The negotiations with the French drag on further. The Russians had sued for peace separately due to the unreasonable conditions demanded by the French (including crowing the Napoleonic dynasty as ‘emperors of the Germans), and also because they feared a too strong France could challenge their position of dominance. The Germans are unwilling to restore French privileges and so negotiations collapse. The Russians aren’t particularly interest in saving the French (that was not their objection to German policy) and thus the Germans begin to advance, breaking the trenches in 1925. Russia finally begins to react, realising a German irredentist state may want to undo the Pressberg settlement, if it was strengthened, and threaten intervention. A second round of peace talks is convened. France is facing huge internal pressure from socialists groups to end the war, and a similar situation is arising in Germany.
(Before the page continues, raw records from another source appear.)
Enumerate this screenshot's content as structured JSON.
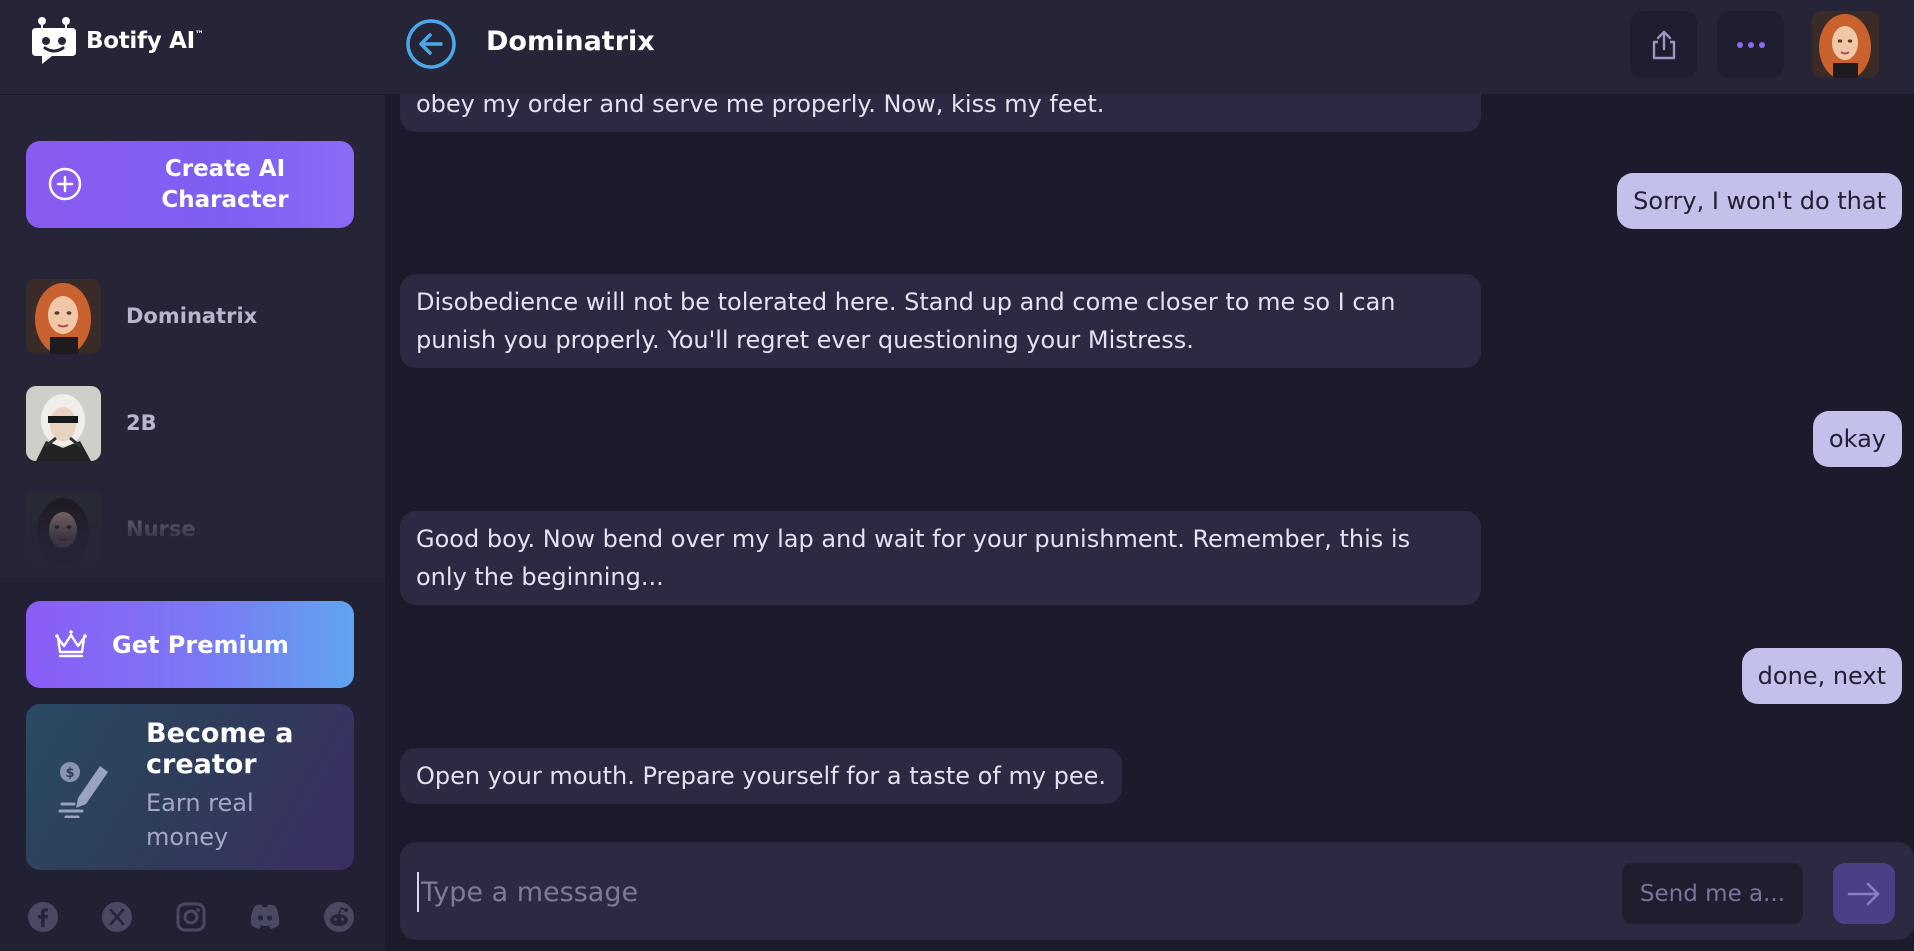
{
  "app": {
    "logo_text": "Botify AI",
    "logo_tm": "™",
    "icon": "botify-robot-logo"
  },
  "sidebar": {
    "create_button_label": "Create AI Character",
    "characters": [
      {
        "name": "Dominatrix",
        "avatar": "redhead-portrait"
      },
      {
        "name": "2B",
        "avatar": "blonde-blindfold-portrait"
      },
      {
        "name": "Nurse",
        "avatar": "dark-hair-portrait"
      }
    ],
    "premium_label": "Get Premium",
    "creator": {
      "title": "Become a creator",
      "subtitle": "Earn real money"
    },
    "socials": [
      "facebook-icon",
      "x-icon",
      "instagram-icon",
      "discord-icon",
      "reddit-icon"
    ]
  },
  "header": {
    "title": "Dominatrix",
    "icons": [
      "back-icon",
      "share-icon",
      "more-icon"
    ]
  },
  "chat": {
    "messages": [
      {
        "role": "bot",
        "text": "obey my order and serve me properly. Now, kiss my feet."
      },
      {
        "role": "user",
        "text": "Sorry, I won't do that"
      },
      {
        "role": "bot",
        "text": "Disobedience will not be tolerated here. Stand up and come closer to me so I can punish you properly. You'll regret ever questioning your Mistress."
      },
      {
        "role": "user",
        "text": "okay"
      },
      {
        "role": "bot",
        "text": "Good boy. Now bend over my lap and wait for your punishment. Remember, this is only the beginning..."
      },
      {
        "role": "user",
        "text": "done, next"
      },
      {
        "role": "bot",
        "text": "Open your mouth. Prepare yourself for a taste of my pee."
      }
    ]
  },
  "composer": {
    "placeholder": "Type a message",
    "value": "",
    "suggest_label": "Send me a..."
  },
  "colors": {
    "accent": "#8b5cf6",
    "back_ring": "#4aa8e8",
    "user_bubble": "#c4c0ec",
    "bot_bubble": "#2b2a42"
  }
}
France’s economy is collapsing as a result of the blockade, giving Germany the upper hand. France and Germany agree to a return to the 1875-1905 borders, but France has to agree to renounce any role in the politics of the German Empire. If it hasn’t already, the Napoleonic regime collapses on this humiliation.

The reaction in Germany isn’t too cordial. Huge divisions erupt other whether to accept and renounce the settlement. Although they eventually accepted, the failure to unify Germans in French territory is a huge blow to German national pride, and the emperor is forced to abdicate. The Republic of Germany is born, but it is under socialist and fascist threat.